[Supplied data — start]
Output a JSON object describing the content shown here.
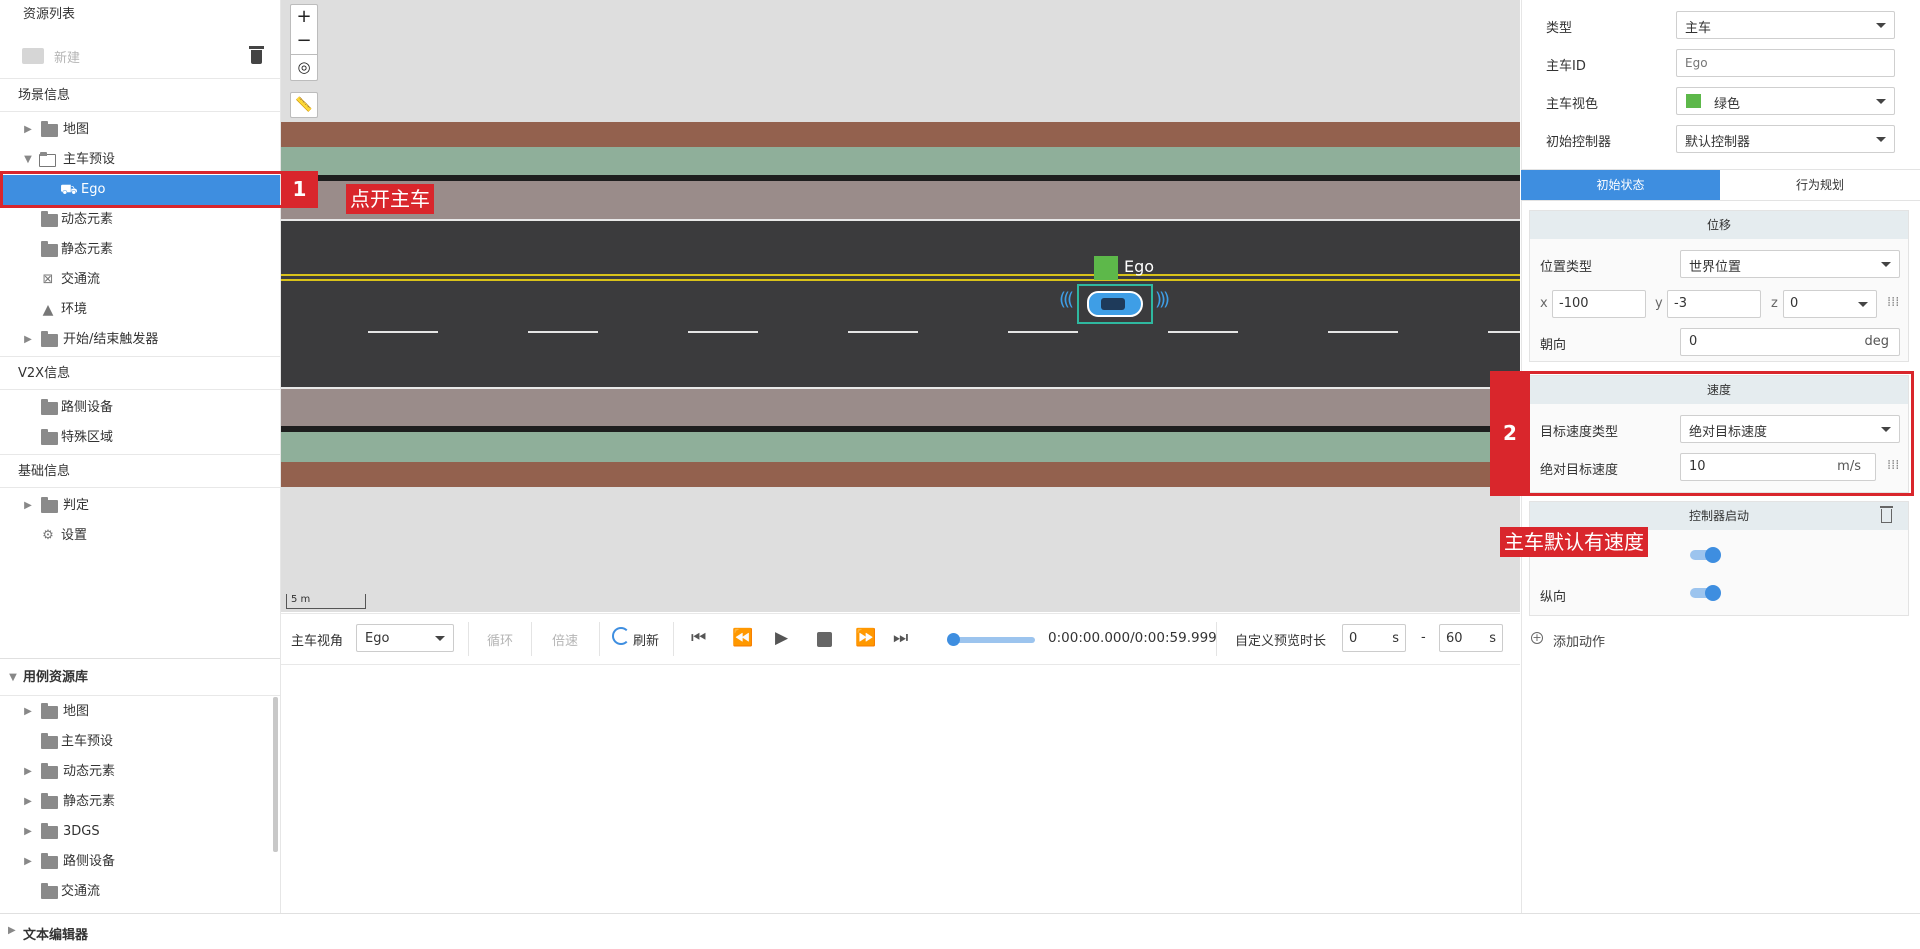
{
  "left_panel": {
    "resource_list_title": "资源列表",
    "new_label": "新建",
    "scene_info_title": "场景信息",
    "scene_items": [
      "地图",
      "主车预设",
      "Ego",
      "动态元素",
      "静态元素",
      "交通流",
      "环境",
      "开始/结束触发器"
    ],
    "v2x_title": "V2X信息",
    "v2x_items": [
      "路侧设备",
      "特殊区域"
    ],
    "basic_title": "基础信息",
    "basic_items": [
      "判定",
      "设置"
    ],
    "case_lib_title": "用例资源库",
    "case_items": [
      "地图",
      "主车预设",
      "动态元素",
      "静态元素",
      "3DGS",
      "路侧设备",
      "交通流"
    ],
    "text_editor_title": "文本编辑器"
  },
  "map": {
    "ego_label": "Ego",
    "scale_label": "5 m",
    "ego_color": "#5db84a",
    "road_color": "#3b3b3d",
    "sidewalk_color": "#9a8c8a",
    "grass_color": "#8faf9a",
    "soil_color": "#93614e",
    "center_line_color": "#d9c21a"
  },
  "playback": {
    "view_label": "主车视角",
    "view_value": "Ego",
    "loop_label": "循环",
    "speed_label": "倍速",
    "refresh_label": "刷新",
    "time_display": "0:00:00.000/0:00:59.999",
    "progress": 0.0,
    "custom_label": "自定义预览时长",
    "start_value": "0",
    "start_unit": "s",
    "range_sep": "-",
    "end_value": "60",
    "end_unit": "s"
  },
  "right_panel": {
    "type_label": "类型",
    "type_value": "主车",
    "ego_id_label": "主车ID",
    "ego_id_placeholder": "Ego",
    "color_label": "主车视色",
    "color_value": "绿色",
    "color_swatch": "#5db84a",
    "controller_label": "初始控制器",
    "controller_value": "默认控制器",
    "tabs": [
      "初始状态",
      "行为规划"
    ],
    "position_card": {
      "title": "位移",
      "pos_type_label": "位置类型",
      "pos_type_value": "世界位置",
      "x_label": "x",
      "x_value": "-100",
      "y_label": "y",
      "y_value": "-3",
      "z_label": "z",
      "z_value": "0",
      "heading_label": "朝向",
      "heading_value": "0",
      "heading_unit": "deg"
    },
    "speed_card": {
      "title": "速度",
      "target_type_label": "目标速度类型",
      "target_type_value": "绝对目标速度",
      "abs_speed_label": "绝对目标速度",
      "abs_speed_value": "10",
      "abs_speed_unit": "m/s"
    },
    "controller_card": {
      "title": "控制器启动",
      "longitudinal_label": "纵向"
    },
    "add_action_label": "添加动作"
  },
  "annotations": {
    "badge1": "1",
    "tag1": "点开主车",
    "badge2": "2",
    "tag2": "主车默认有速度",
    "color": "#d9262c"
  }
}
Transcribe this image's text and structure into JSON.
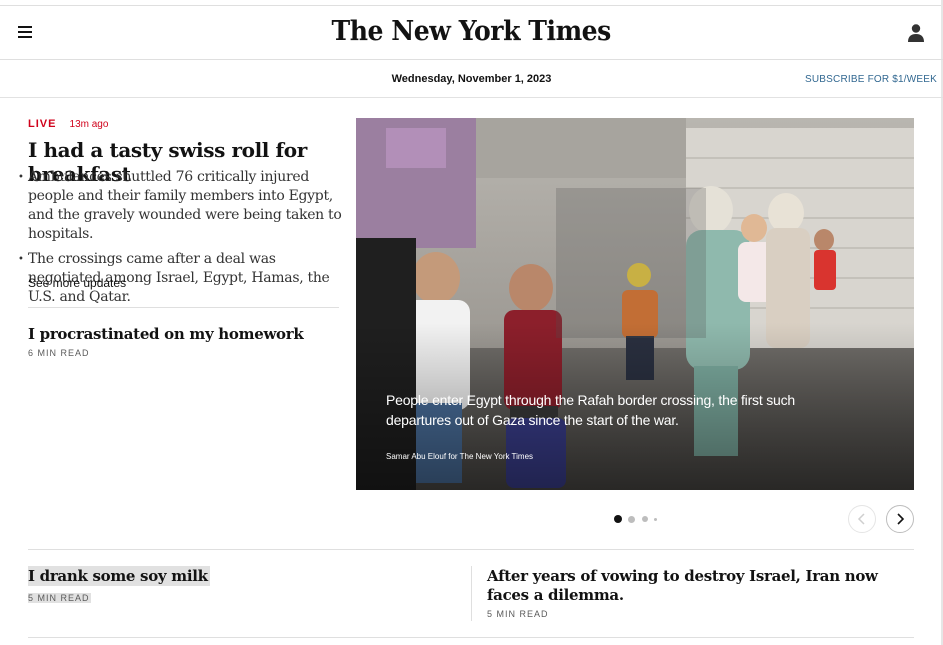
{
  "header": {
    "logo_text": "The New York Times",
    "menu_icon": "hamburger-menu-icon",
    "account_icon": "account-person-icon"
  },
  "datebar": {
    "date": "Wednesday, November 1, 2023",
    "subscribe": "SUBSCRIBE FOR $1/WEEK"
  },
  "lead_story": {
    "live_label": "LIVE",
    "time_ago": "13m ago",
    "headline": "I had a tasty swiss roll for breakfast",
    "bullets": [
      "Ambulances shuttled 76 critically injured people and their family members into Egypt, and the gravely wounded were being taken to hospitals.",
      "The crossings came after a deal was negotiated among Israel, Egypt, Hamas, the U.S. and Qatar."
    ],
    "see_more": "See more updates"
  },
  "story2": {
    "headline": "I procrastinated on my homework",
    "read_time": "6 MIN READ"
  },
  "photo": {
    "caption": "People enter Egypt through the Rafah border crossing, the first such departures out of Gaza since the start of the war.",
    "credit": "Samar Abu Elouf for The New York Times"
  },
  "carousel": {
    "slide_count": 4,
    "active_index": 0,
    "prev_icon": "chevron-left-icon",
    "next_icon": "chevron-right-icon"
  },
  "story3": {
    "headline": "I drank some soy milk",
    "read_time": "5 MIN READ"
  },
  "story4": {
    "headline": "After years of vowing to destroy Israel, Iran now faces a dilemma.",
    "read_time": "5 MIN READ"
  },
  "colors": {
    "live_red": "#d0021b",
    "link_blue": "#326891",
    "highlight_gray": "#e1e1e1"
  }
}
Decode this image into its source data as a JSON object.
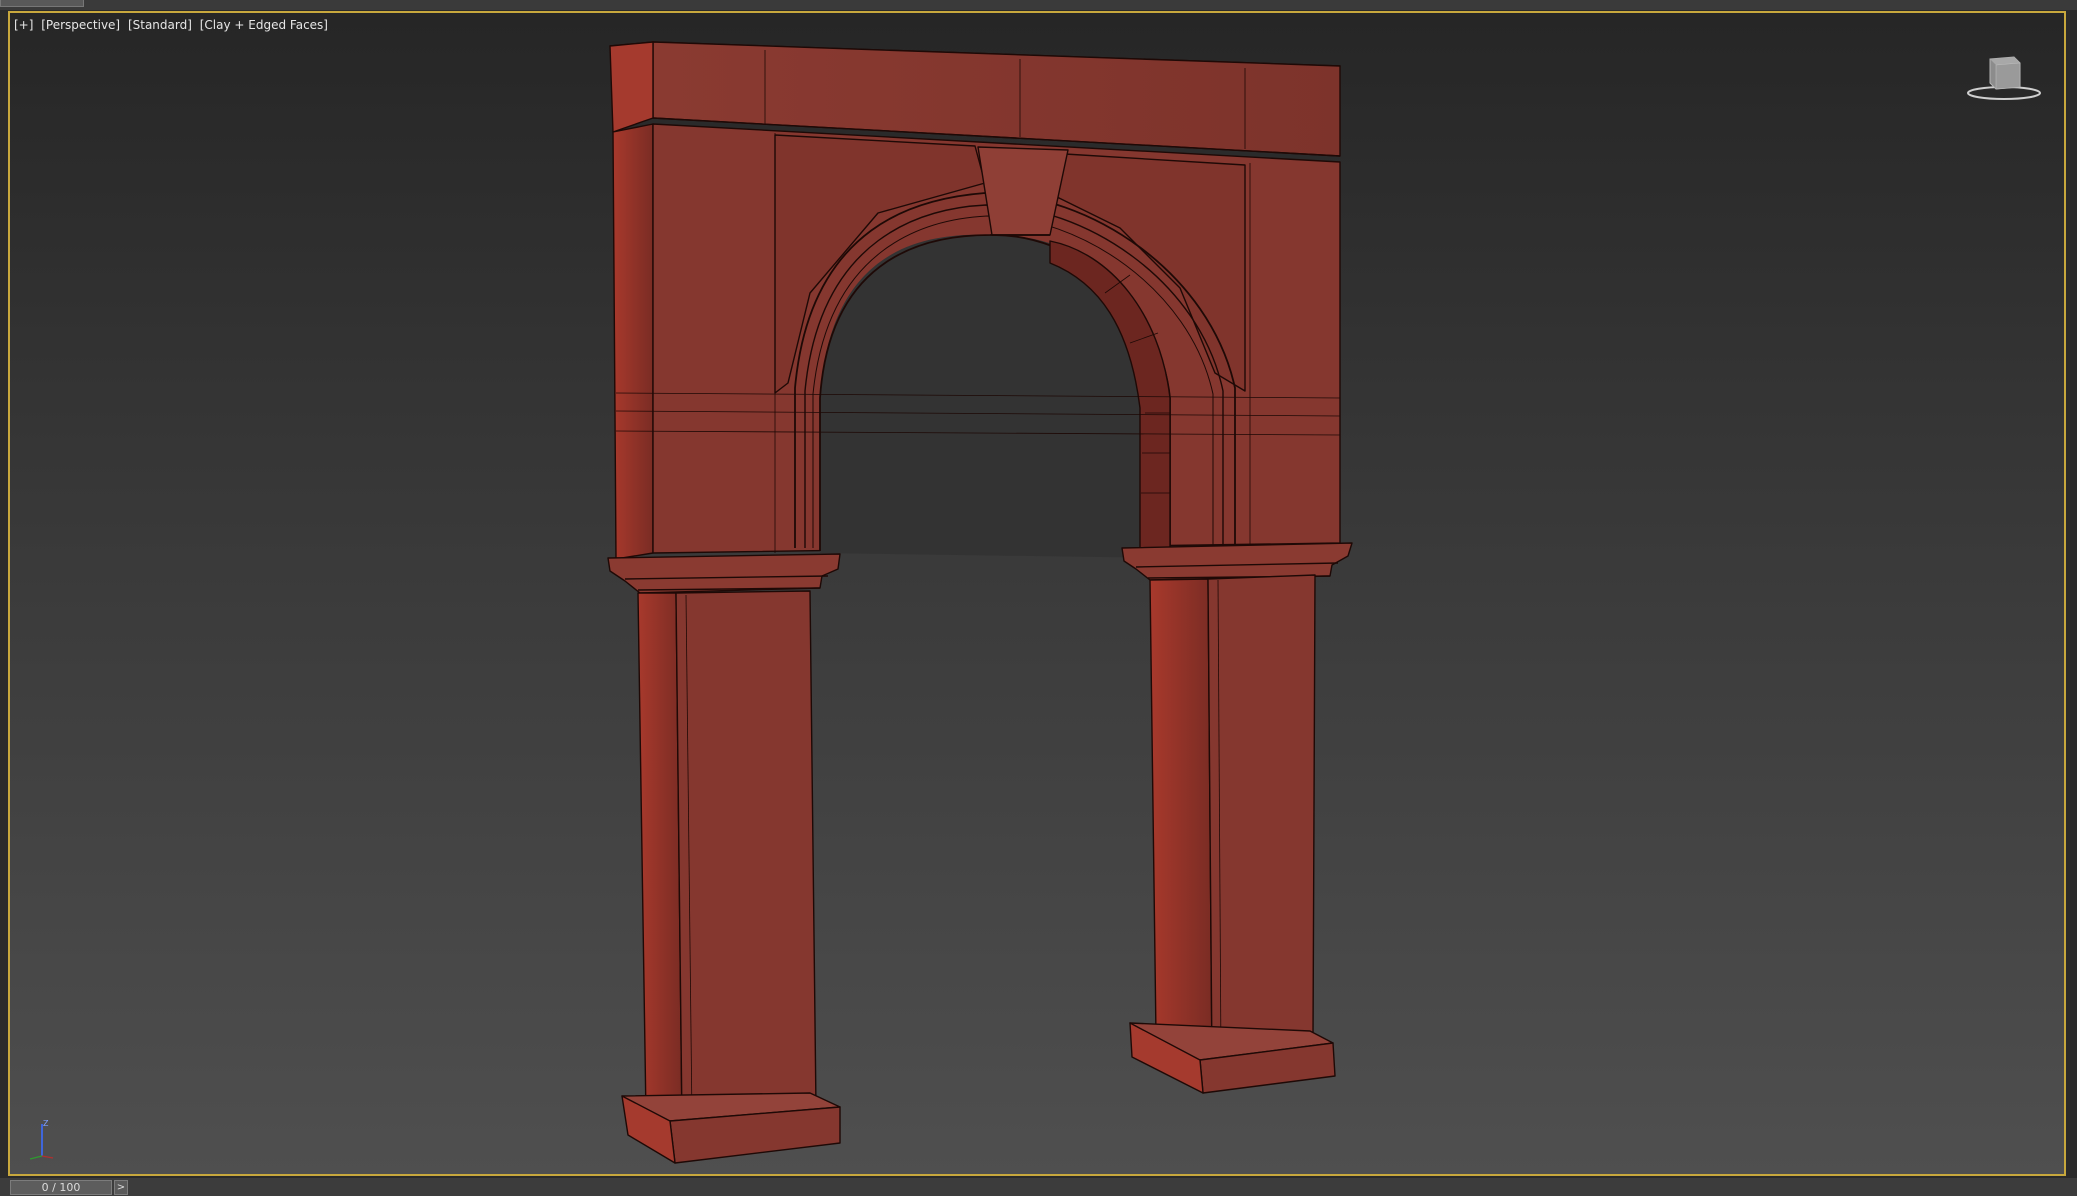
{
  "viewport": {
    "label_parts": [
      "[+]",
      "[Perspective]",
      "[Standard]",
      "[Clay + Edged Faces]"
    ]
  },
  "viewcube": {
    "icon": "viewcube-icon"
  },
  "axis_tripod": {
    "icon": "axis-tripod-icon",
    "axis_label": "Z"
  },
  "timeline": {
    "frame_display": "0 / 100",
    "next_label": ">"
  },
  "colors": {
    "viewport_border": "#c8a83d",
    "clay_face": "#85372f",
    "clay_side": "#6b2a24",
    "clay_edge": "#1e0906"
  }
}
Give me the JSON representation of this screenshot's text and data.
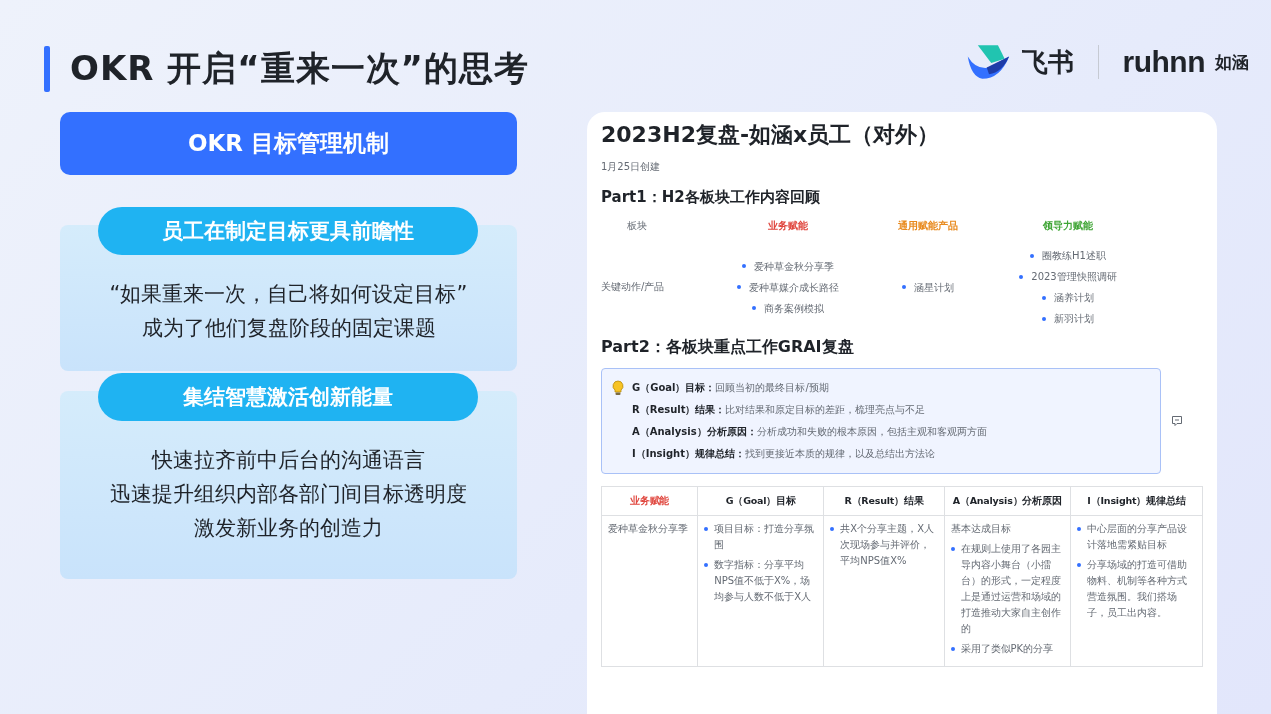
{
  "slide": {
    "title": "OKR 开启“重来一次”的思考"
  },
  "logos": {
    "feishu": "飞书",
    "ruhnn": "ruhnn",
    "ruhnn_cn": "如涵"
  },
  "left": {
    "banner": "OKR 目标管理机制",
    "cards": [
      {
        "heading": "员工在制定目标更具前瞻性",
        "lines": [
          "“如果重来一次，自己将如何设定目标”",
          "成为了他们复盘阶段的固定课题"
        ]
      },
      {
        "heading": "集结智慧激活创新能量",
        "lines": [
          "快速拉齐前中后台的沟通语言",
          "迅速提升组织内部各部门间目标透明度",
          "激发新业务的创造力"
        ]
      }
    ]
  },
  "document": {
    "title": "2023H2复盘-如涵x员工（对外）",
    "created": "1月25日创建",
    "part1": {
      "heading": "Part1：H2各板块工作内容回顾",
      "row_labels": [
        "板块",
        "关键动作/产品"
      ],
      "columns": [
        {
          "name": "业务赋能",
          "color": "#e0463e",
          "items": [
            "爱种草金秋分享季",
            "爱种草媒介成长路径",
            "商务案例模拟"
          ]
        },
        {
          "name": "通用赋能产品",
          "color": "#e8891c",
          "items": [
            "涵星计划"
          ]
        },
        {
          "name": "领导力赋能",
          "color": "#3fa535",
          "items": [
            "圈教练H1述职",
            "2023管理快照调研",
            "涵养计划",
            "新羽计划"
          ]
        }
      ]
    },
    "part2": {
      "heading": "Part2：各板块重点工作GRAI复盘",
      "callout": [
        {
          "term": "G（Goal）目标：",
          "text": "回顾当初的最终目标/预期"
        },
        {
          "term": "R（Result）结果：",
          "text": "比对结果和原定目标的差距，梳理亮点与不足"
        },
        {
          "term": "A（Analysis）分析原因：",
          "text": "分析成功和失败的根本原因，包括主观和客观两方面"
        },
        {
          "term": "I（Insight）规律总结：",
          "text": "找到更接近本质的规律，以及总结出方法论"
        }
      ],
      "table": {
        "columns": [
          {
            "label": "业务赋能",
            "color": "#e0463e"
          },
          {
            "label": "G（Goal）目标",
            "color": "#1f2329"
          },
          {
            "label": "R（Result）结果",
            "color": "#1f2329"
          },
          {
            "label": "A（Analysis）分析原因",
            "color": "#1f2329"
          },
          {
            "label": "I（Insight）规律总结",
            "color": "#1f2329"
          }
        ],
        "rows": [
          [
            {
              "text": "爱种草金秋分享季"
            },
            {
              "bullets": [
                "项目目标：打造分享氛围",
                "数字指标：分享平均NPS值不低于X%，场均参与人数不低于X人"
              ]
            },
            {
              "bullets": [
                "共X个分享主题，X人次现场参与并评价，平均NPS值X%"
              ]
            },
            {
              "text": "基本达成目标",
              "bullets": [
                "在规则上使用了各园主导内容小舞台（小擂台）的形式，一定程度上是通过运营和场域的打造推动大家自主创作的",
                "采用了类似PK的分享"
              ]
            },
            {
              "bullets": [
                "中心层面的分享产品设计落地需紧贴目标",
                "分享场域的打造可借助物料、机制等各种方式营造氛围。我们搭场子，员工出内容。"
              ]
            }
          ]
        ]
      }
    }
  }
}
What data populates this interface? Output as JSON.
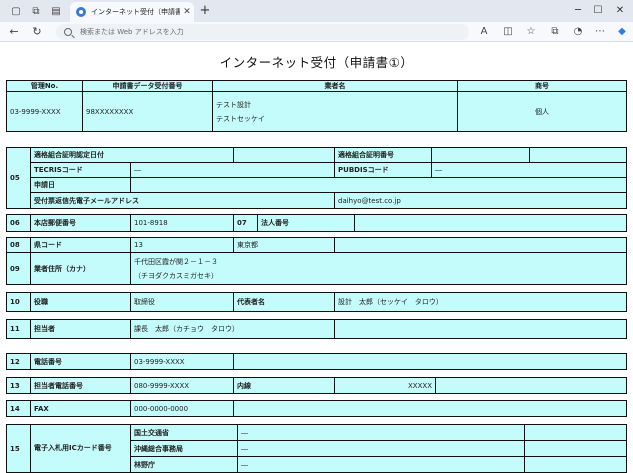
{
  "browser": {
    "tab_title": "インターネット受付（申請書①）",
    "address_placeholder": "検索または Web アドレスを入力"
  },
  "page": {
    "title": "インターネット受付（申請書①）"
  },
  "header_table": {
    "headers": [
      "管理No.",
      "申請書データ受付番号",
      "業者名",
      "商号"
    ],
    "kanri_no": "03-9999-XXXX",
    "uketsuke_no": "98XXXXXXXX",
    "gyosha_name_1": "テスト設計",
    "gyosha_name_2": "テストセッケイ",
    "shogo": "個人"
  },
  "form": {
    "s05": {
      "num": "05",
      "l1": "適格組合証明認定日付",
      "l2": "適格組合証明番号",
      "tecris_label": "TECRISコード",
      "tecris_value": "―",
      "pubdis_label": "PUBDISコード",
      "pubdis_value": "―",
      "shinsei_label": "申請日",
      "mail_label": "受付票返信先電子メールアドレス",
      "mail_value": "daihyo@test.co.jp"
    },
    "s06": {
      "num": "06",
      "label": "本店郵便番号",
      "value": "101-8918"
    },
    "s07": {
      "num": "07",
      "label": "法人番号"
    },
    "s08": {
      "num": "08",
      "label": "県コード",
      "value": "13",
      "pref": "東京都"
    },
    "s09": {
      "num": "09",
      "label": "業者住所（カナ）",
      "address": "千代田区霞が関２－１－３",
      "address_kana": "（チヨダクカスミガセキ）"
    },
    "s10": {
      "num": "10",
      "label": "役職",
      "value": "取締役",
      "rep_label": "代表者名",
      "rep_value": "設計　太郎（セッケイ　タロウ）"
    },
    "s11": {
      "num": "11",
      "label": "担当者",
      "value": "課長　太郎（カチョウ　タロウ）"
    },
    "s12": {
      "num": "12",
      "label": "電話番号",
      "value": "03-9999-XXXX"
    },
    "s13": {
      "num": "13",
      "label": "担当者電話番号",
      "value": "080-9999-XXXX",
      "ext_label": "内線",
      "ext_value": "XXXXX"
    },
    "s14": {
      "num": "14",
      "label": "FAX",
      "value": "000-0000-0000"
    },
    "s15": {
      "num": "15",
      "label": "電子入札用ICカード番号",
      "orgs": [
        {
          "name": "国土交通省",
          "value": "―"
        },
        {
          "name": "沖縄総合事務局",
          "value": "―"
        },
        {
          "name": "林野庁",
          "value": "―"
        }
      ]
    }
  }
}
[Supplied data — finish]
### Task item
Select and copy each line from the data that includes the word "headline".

### Result for this exercise
    "headline": "I had a tasty swiss roll for breakfast",
    "headline": "I procrastinated on my homework",
    "headline": "I drank some soy milk",
    "headline": "After years of vowing to destroy Israel, Iran now faces a dilemma.",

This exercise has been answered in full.